Anyone claiming to have been discriminated or retaliated against on the basis of sexual orientation or gender identity may file a complaint with the Laramie City Manager or his/her designee. The complaint must be filed within 90 calendar days after the alleged violation of the ordinance occurred.
After receiving a complaint, the City Manager (or designee) will assign it to an investigator who will conduct an investigation to determine whether there is reasonable cause to believe a violation took place. The investigator must promptly provide to the employer a written notice that a complaint has been filed as well as provide a copy of the complaint.
Employers Have 15 Days to Answer Complaint
After receiving the notice and copy of the complaint, the employer has 15 calendar days to file an answer. The answer must be in writing, made under oath or affirmation, and must contain:
- the Respondent’s (employer’s) name, address, telephone number and signature of the Respondent or the Respondent’s attorney, if any; and
- a concise statement of facts in response to the allegations in the complaint, including facts of any defense or exemption.
As part of the investigation, the investigator may request additional information, either via voluntary cooperation or subpoena issued by the City attorney, including records, documents and witness testimony and statements.
If the employer appears to have committed an unlawful employment practice, the investigator must attempt to conciliate/settle the complaint. If the employer voluntarily enters into a conciliation agreement, the complaint will be immediately dismissed. The conciliation agreement must be in writing (in a form approved by the City Attorney) and signed and verified by the employer and the Complainant.
Municipal Court and Penalties
At the completion of the investigation, if the investigator concludes that a violation of the ordinance occurred and no conciliation agreement was reached, the City Attorney will determine whether the case warrants a lawsuit in municipal court. If so, the City Attorney must provide written notification to both the Complainant and the employer that an action to enforce the ordinance will be filed in municipal court. On the other hand, if the City Attorney determines that the facts do not support such a lawsuit, he or she will dismiss the complaint.
The maximum fine for a violation of the ordinance is $750 or a jail sentence of up to six months, or both.
Will the Rest of Wyoming Follow?

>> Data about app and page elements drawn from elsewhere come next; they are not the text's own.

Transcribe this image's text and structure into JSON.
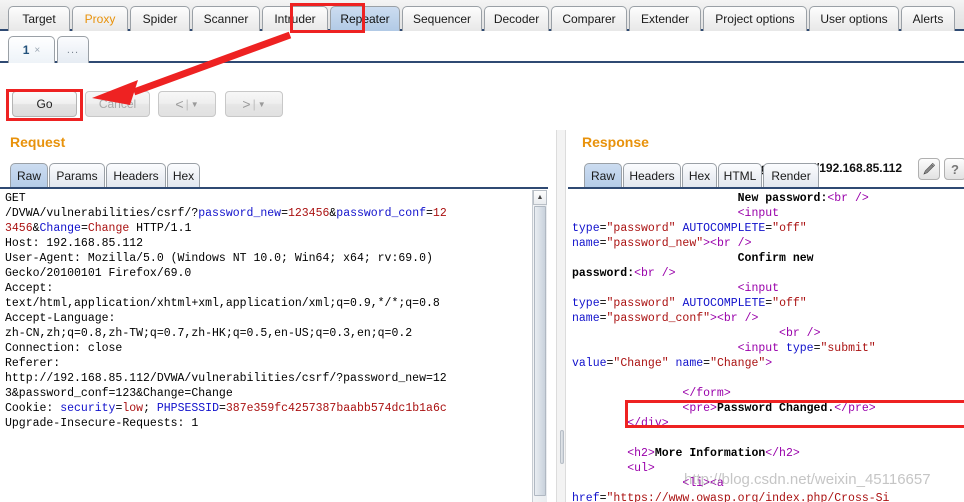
{
  "main_tabs": [
    {
      "label": "Target",
      "selected": false,
      "highlight": false
    },
    {
      "label": "Proxy",
      "selected": false,
      "highlight": true
    },
    {
      "label": "Spider",
      "selected": false,
      "highlight": false
    },
    {
      "label": "Scanner",
      "selected": false,
      "highlight": false
    },
    {
      "label": "Intruder",
      "selected": false,
      "highlight": false
    },
    {
      "label": "Repeater",
      "selected": true,
      "highlight": false
    },
    {
      "label": "Sequencer",
      "selected": false,
      "highlight": false
    },
    {
      "label": "Decoder",
      "selected": false,
      "highlight": false
    },
    {
      "label": "Comparer",
      "selected": false,
      "highlight": false
    },
    {
      "label": "Extender",
      "selected": false,
      "highlight": false
    },
    {
      "label": "Project options",
      "selected": false,
      "highlight": false
    },
    {
      "label": "User options",
      "selected": false,
      "highlight": false
    },
    {
      "label": "Alerts",
      "selected": false,
      "highlight": false
    }
  ],
  "repeater_tabs": {
    "tab_number": "1",
    "close_glyph": "×",
    "add_tab_label": "..."
  },
  "toolbar": {
    "go_label": "Go",
    "cancel_label": "Cancel",
    "back_glyph": "<",
    "forward_glyph": ">",
    "separator": "|",
    "caret_glyph": "▼",
    "target_label": "Target: http://192.168.85.112",
    "edit_icon_name": "pencil-icon",
    "help_icon_name": "question-mark-icon",
    "help_glyph": "?"
  },
  "request": {
    "title": "Request",
    "tabs": [
      "Raw",
      "Params",
      "Headers",
      "Hex"
    ],
    "selected_tab": "Raw",
    "lines": [
      [
        {
          "t": "GET",
          "c": ""
        }
      ],
      [
        {
          "t": "/DVWA/vulnerabilities/csrf/?",
          "c": ""
        },
        {
          "t": "password_new",
          "c": "kw-blue"
        },
        {
          "t": "=",
          "c": ""
        },
        {
          "t": "123456",
          "c": "kw-red"
        },
        {
          "t": "&",
          "c": ""
        },
        {
          "t": "password_conf",
          "c": "kw-blue"
        },
        {
          "t": "=",
          "c": ""
        },
        {
          "t": "12",
          "c": "kw-red"
        }
      ],
      [
        {
          "t": "3456",
          "c": "kw-red"
        },
        {
          "t": "&",
          "c": ""
        },
        {
          "t": "Change",
          "c": "kw-blue"
        },
        {
          "t": "=",
          "c": ""
        },
        {
          "t": "Change",
          "c": "kw-red"
        },
        {
          "t": " HTTP/1.1",
          "c": ""
        }
      ],
      [
        {
          "t": "Host: 192.168.85.112",
          "c": ""
        }
      ],
      [
        {
          "t": "User-Agent: Mozilla/5.0 (Windows NT 10.0; Win64; x64; rv:69.0)",
          "c": ""
        }
      ],
      [
        {
          "t": "Gecko/20100101 Firefox/69.0",
          "c": ""
        }
      ],
      [
        {
          "t": "Accept:",
          "c": ""
        }
      ],
      [
        {
          "t": "text/html,application/xhtml+xml,application/xml;q=0.9,*/*;q=0.8",
          "c": ""
        }
      ],
      [
        {
          "t": "Accept-Language:",
          "c": ""
        }
      ],
      [
        {
          "t": "zh-CN,zh;q=0.8,zh-TW;q=0.7,zh-HK;q=0.5,en-US;q=0.3,en;q=0.2",
          "c": ""
        }
      ],
      [
        {
          "t": "Connection: close",
          "c": ""
        }
      ],
      [
        {
          "t": "Referer:",
          "c": ""
        }
      ],
      [
        {
          "t": "http://192.168.85.112/DVWA/vulnerabilities/csrf/?password_new=12",
          "c": ""
        }
      ],
      [
        {
          "t": "3&password_conf=123&Change=Change",
          "c": ""
        }
      ],
      [
        {
          "t": "Cookie: ",
          "c": ""
        },
        {
          "t": "security",
          "c": "kw-blue"
        },
        {
          "t": "=",
          "c": ""
        },
        {
          "t": "low",
          "c": "kw-red"
        },
        {
          "t": "; ",
          "c": ""
        },
        {
          "t": "PHPSESSID",
          "c": "kw-blue"
        },
        {
          "t": "=",
          "c": ""
        },
        {
          "t": "387e359fc4257387baabb574dc1b1a6c",
          "c": "kw-red"
        }
      ],
      [
        {
          "t": "Upgrade-Insecure-Requests: 1",
          "c": ""
        }
      ]
    ]
  },
  "response": {
    "title": "Response",
    "tabs": [
      "Raw",
      "Headers",
      "Hex",
      "HTML",
      "Render"
    ],
    "selected_tab": "Raw",
    "lines": [
      [
        {
          "t": "                        ",
          "c": ""
        },
        {
          "t": "New password:",
          "c": "kw-bold"
        },
        {
          "t": "<br",
          "c": "kw-purple"
        },
        {
          "t": " ",
          "c": ""
        },
        {
          "t": "/>",
          "c": "kw-purple"
        }
      ],
      [
        {
          "t": "                        ",
          "c": ""
        },
        {
          "t": "<input",
          "c": "kw-purple"
        }
      ],
      [
        {
          "t": "type",
          "c": "kw-blue"
        },
        {
          "t": "=",
          "c": ""
        },
        {
          "t": "\"password\"",
          "c": "kw-red"
        },
        {
          "t": " ",
          "c": ""
        },
        {
          "t": "AUTOCOMPLETE",
          "c": "kw-blue"
        },
        {
          "t": "=",
          "c": ""
        },
        {
          "t": "\"off\"",
          "c": "kw-red"
        }
      ],
      [
        {
          "t": "name",
          "c": "kw-blue"
        },
        {
          "t": "=",
          "c": ""
        },
        {
          "t": "\"password_new\"",
          "c": "kw-red"
        },
        {
          "t": ">",
          "c": "kw-purple"
        },
        {
          "t": "<br",
          "c": "kw-purple"
        },
        {
          "t": " ",
          "c": ""
        },
        {
          "t": "/>",
          "c": "kw-purple"
        }
      ],
      [
        {
          "t": "                        ",
          "c": ""
        },
        {
          "t": "Confirm new",
          "c": "kw-bold"
        }
      ],
      [
        {
          "t": "password:",
          "c": "kw-bold"
        },
        {
          "t": "<br",
          "c": "kw-purple"
        },
        {
          "t": " ",
          "c": ""
        },
        {
          "t": "/>",
          "c": "kw-purple"
        }
      ],
      [
        {
          "t": "                        ",
          "c": ""
        },
        {
          "t": "<input",
          "c": "kw-purple"
        }
      ],
      [
        {
          "t": "type",
          "c": "kw-blue"
        },
        {
          "t": "=",
          "c": ""
        },
        {
          "t": "\"password\"",
          "c": "kw-red"
        },
        {
          "t": " ",
          "c": ""
        },
        {
          "t": "AUTOCOMPLETE",
          "c": "kw-blue"
        },
        {
          "t": "=",
          "c": ""
        },
        {
          "t": "\"off\"",
          "c": "kw-red"
        }
      ],
      [
        {
          "t": "name",
          "c": "kw-blue"
        },
        {
          "t": "=",
          "c": ""
        },
        {
          "t": "\"password_conf\"",
          "c": "kw-red"
        },
        {
          "t": ">",
          "c": "kw-purple"
        },
        {
          "t": "<br",
          "c": "kw-purple"
        },
        {
          "t": " ",
          "c": ""
        },
        {
          "t": "/>",
          "c": "kw-purple"
        }
      ],
      [
        {
          "t": "                              ",
          "c": ""
        },
        {
          "t": "<br",
          "c": "kw-purple"
        },
        {
          "t": " ",
          "c": ""
        },
        {
          "t": "/>",
          "c": "kw-purple"
        }
      ],
      [
        {
          "t": "                        ",
          "c": ""
        },
        {
          "t": "<input",
          "c": "kw-purple"
        },
        {
          "t": " ",
          "c": ""
        },
        {
          "t": "type",
          "c": "kw-blue"
        },
        {
          "t": "=",
          "c": ""
        },
        {
          "t": "\"submit\"",
          "c": "kw-red"
        }
      ],
      [
        {
          "t": "value",
          "c": "kw-blue"
        },
        {
          "t": "=",
          "c": ""
        },
        {
          "t": "\"Change\"",
          "c": "kw-red"
        },
        {
          "t": " ",
          "c": ""
        },
        {
          "t": "name",
          "c": "kw-blue"
        },
        {
          "t": "=",
          "c": ""
        },
        {
          "t": "\"Change\"",
          "c": "kw-red"
        },
        {
          "t": ">",
          "c": "kw-purple"
        }
      ],
      [
        {
          "t": "",
          "c": ""
        }
      ],
      [
        {
          "t": "                ",
          "c": ""
        },
        {
          "t": "</form>",
          "c": "kw-purple"
        }
      ],
      [
        {
          "t": "                ",
          "c": ""
        },
        {
          "t": "<pre>",
          "c": "kw-purple"
        },
        {
          "t": "Password Changed.",
          "c": "kw-bold"
        },
        {
          "t": "</pre>",
          "c": "kw-purple"
        }
      ],
      [
        {
          "t": "        ",
          "c": ""
        },
        {
          "t": "</div>",
          "c": "kw-purple"
        }
      ],
      [
        {
          "t": "",
          "c": ""
        }
      ],
      [
        {
          "t": "        ",
          "c": ""
        },
        {
          "t": "<h2>",
          "c": "kw-purple"
        },
        {
          "t": "More Information",
          "c": "kw-bold"
        },
        {
          "t": "</h2>",
          "c": "kw-purple"
        }
      ],
      [
        {
          "t": "        ",
          "c": ""
        },
        {
          "t": "<ul>",
          "c": "kw-purple"
        }
      ],
      [
        {
          "t": "                ",
          "c": ""
        },
        {
          "t": "<li><a",
          "c": "kw-purple"
        }
      ],
      [
        {
          "t": "href",
          "c": "kw-blue"
        },
        {
          "t": "=",
          "c": ""
        },
        {
          "t": "\"https://www.owasp.org/index.php/Cross-Si",
          "c": "kw-red"
        }
      ]
    ]
  },
  "annotations": {
    "watermark": "http://blog.csdn.net/weixin_45116657",
    "highlight_color": "#ee2222",
    "accent_color": "#e8920b",
    "selected_tab_color": "#bdd2ea"
  }
}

The Wyoming Department of Workforce Services reports that it has received about 40 complaints over the past four years from residents alleging they suffered employment discrimination based on their sexual orientation. With Laramie’s enactment of this anti-discrimination protection for LGBT individuals, it will be interesting to see whether other Wyoming municipalities follow suit.
Thus far, the Wyoming legislature has failed to pass an anti-discrimination bill that would offer statewide protection against employment discrimination based on sexual orientation and gender identity. In its 2015 session, the Wyoming Senate passed such a bill, but it was defeated in the House by a vote of 26 in favor and 33 against.

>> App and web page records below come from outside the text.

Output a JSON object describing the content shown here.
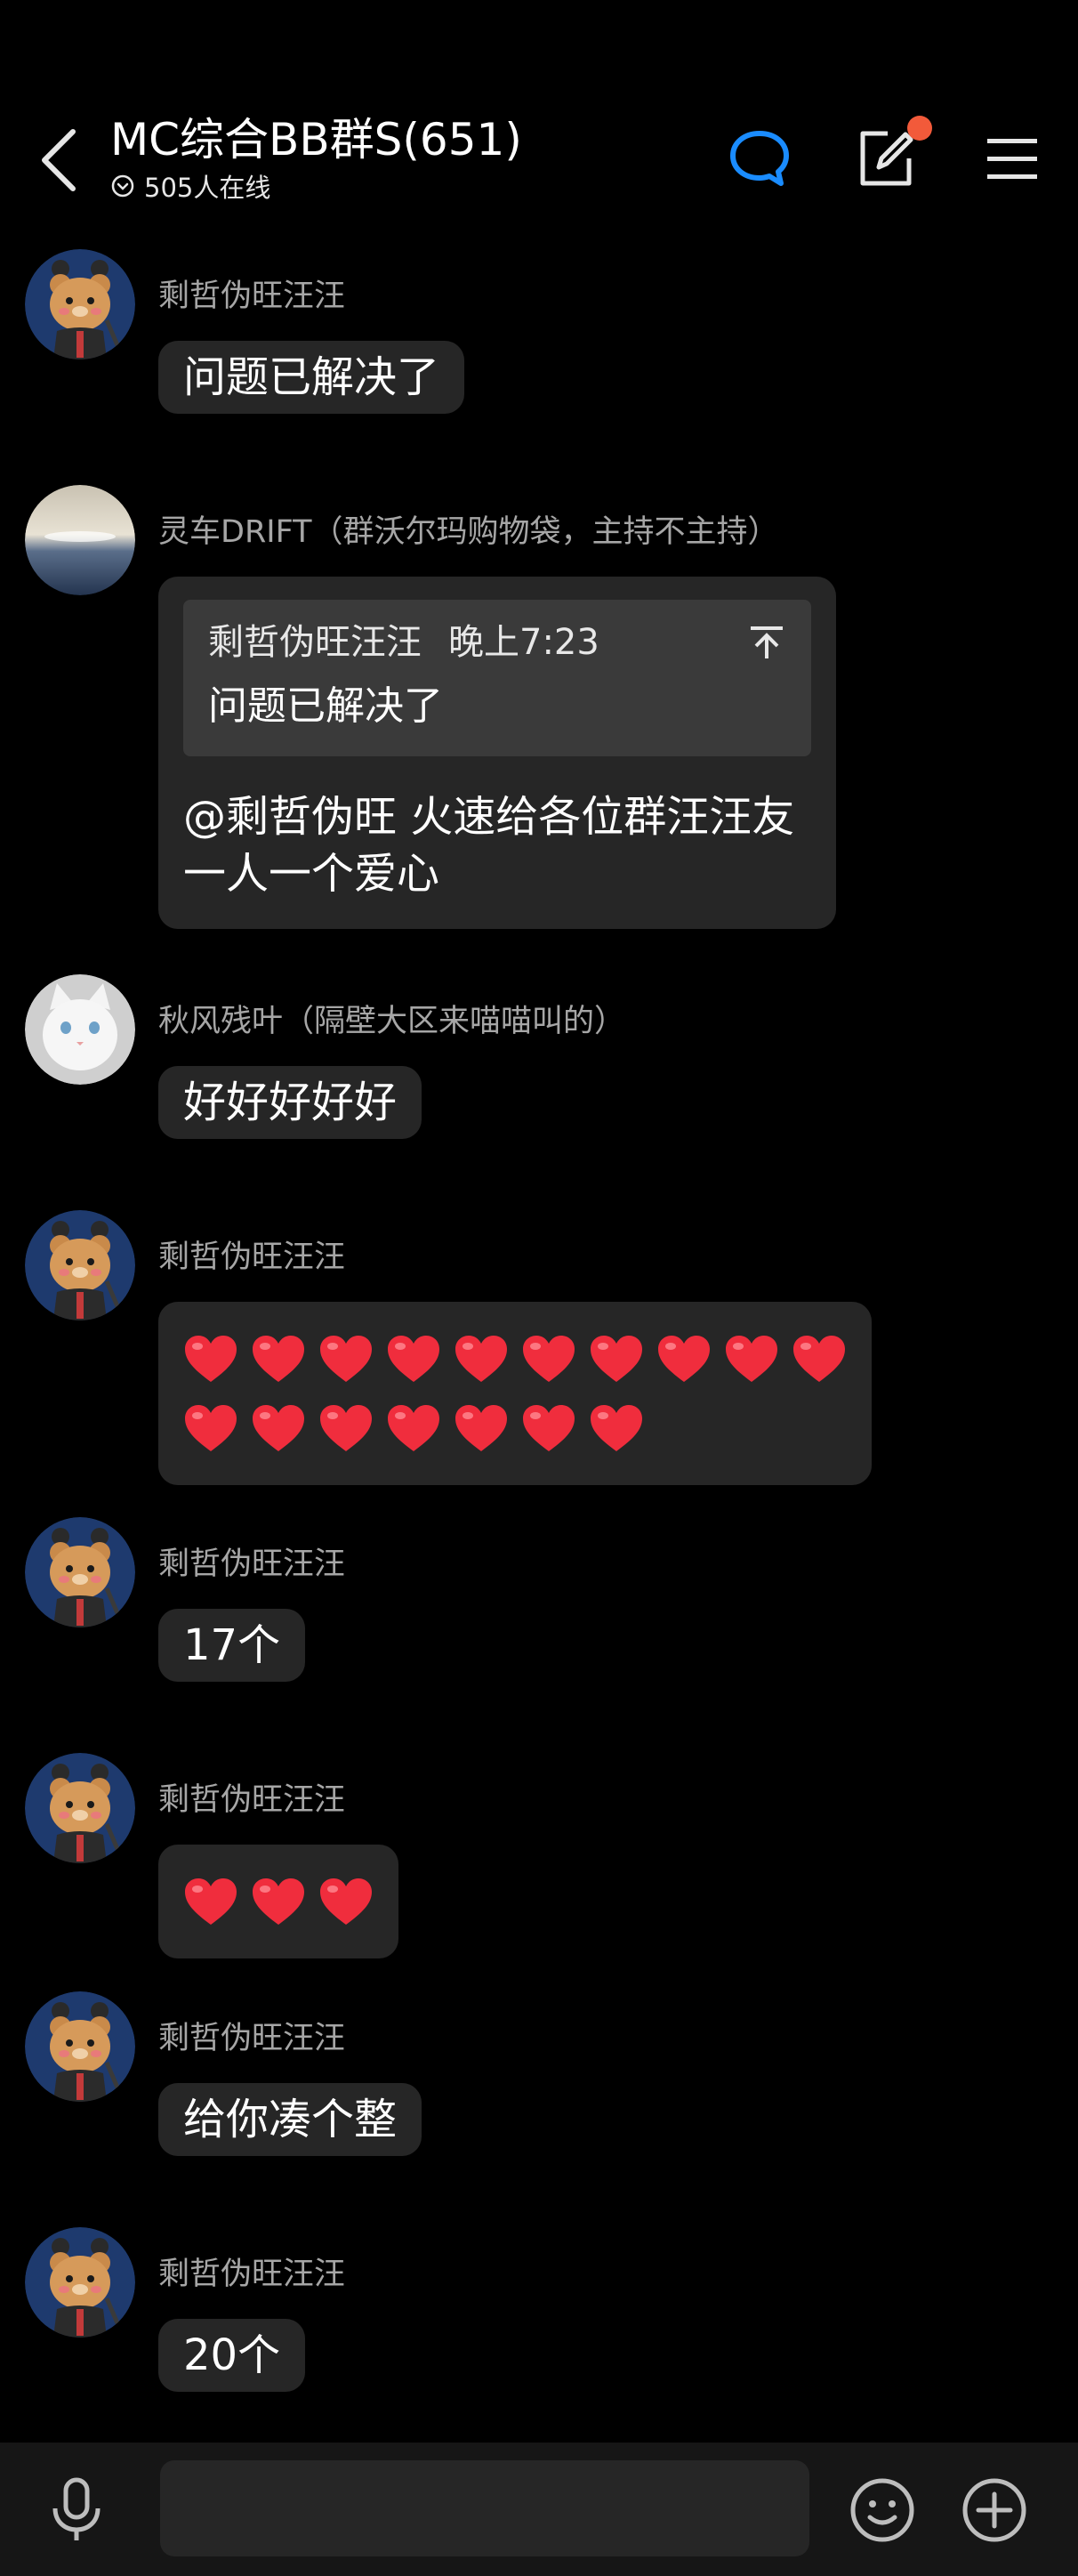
{
  "header": {
    "title": "MC综合BB群S(651)",
    "online": "505人在线"
  },
  "messages": [
    {
      "sender": "剩哲伪旺汪汪",
      "text": "问题已解决了"
    },
    {
      "sender": "灵车DRIFT（群沃尔玛购物袋，主持不主持）",
      "quote": {
        "name": "剩哲伪旺汪汪",
        "time": "晚上7:23",
        "text": "问题已解决了"
      },
      "text": "@剩哲伪旺 火速给各位群汪汪友一人一个爱心"
    },
    {
      "sender": "秋风残叶（隔壁大区来喵喵叫的）",
      "text": "好好好好好"
    },
    {
      "sender": "剩哲伪旺汪汪",
      "heart_count": 17
    },
    {
      "sender": "剩哲伪旺汪汪",
      "text": "17个"
    },
    {
      "sender": "剩哲伪旺汪汪",
      "heart_count": 3
    },
    {
      "sender": "剩哲伪旺汪汪",
      "text": "给你凑个整"
    },
    {
      "sender": "剩哲伪旺汪汪",
      "text": "20个"
    }
  ],
  "input": {
    "placeholder": ""
  },
  "colors": {
    "accent": "#1a8cff",
    "badge": "#f25a3a",
    "bubble": "#262626"
  }
}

Advocacy groups including Wyoming Equality and the Matthew Shepard Foundation continue to work toward the passage of a statewide law banning discrimination based on sexual orientation and gender identity. They also intend to chip away at the issue city-by-city with initiatives in Cheyenne and Lander. We will follow their efforts and report on any new laws that are enacted.
Steps to Ensure Compliance

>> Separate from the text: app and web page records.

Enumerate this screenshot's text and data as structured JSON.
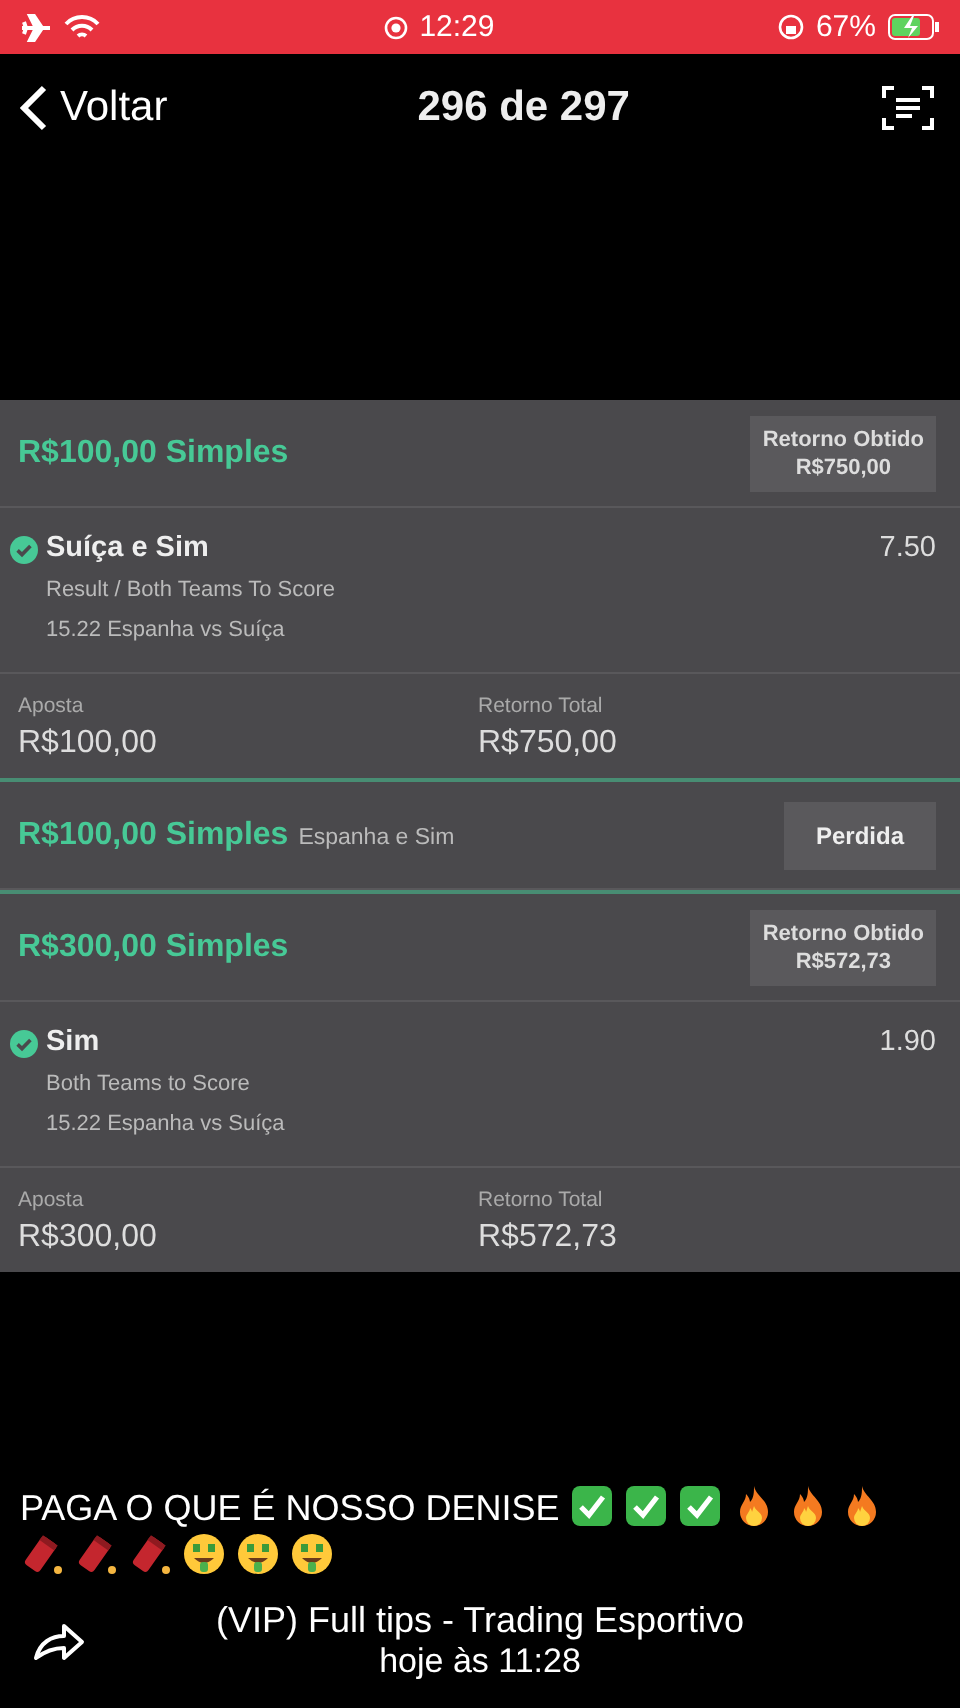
{
  "status_bar": {
    "time": "12:29",
    "battery": "67%"
  },
  "nav": {
    "back": "Voltar",
    "title": "296 de 297"
  },
  "bets": [
    {
      "kind": "expanded",
      "title": "R$100,00 Simples",
      "badge": {
        "label": "Retorno Obtido",
        "value": "R$750,00"
      },
      "selection": {
        "won": true,
        "name": "Suíça e Sim",
        "odds": "7.50",
        "market": "Result / Both Teams To Score",
        "event": "15.22 Espanha vs Suíça"
      },
      "stake": {
        "label": "Aposta",
        "value": "R$100,00"
      },
      "return": {
        "label": "Retorno Total",
        "value": "R$750,00"
      }
    },
    {
      "kind": "collapsed",
      "title": "R$100,00 Simples",
      "subtitle": "Espanha e Sim",
      "status": "Perdida"
    },
    {
      "kind": "expanded",
      "title": "R$300,00 Simples",
      "badge": {
        "label": "Retorno Obtido",
        "value": "R$572,73"
      },
      "selection": {
        "won": true,
        "name": "Sim",
        "odds": "1.90",
        "market": "Both Teams to Score",
        "event": "15.22 Espanha vs Suíça"
      },
      "stake": {
        "label": "Aposta",
        "value": "R$300,00"
      },
      "return": {
        "label": "Retorno Total",
        "value": "R$572,73"
      }
    }
  ],
  "caption": {
    "text": "PAGA O QUE É NOSSO DENISE",
    "emojis": [
      {
        "kind": "check"
      },
      {
        "kind": "check"
      },
      {
        "kind": "check"
      },
      {
        "kind": "fire"
      },
      {
        "kind": "fire"
      },
      {
        "kind": "fire"
      },
      {
        "kind": "firecracker"
      },
      {
        "kind": "firecracker"
      },
      {
        "kind": "firecracker"
      },
      {
        "kind": "money-face"
      },
      {
        "kind": "money-face"
      },
      {
        "kind": "money-face"
      }
    ]
  },
  "footer": {
    "sender": "(VIP) Full tips - Trading Esportivo",
    "time": "hoje às 11:28"
  }
}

If you conduct business in Laramie, you should update your employment policies and practices to reflect this new ordinance. First, update your equal employment opportunity statement to include sexual orientation and gender identity as protected characteristics. This may mean revising your employee handbook, job applications, online statements and any other document that references prohibited discrimination and your commitment to providing equal employment opportunities. Second, review whether you need to revise your dress code or grooming standards to remove certain gender-specific distinctions or requirements. Finally, be sure to train your supervisors and managers not to discriminate or retaliate against applicants and employees on these additional grounds.